* **The problem**
How many lines of these entries hold the string "icon"? Reply with the number alone.

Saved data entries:
☆ ☆ ☆ ☆

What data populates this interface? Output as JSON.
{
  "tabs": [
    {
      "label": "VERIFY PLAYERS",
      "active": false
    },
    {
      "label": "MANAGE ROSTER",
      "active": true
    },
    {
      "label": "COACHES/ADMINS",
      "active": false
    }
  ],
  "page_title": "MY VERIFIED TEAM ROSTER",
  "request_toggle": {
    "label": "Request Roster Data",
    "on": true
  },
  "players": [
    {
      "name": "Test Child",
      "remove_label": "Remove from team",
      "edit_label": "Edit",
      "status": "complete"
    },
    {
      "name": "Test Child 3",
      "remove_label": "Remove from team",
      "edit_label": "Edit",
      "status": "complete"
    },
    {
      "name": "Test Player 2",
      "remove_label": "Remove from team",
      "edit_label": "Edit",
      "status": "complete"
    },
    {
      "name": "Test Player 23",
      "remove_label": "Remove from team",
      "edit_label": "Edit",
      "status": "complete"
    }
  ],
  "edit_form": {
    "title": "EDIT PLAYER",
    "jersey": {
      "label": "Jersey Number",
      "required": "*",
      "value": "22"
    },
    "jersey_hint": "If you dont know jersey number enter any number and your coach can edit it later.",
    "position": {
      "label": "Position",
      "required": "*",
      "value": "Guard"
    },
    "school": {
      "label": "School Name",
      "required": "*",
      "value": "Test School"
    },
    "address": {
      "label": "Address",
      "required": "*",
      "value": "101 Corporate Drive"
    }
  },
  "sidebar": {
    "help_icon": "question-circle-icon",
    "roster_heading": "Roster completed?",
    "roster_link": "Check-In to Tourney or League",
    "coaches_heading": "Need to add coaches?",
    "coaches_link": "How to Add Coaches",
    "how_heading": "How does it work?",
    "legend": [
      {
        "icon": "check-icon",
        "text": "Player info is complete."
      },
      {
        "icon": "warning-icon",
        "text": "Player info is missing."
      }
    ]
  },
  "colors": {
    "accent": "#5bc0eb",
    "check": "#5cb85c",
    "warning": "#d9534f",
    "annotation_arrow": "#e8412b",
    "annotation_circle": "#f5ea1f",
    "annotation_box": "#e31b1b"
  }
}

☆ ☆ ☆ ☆

* **Result for this exercise**
3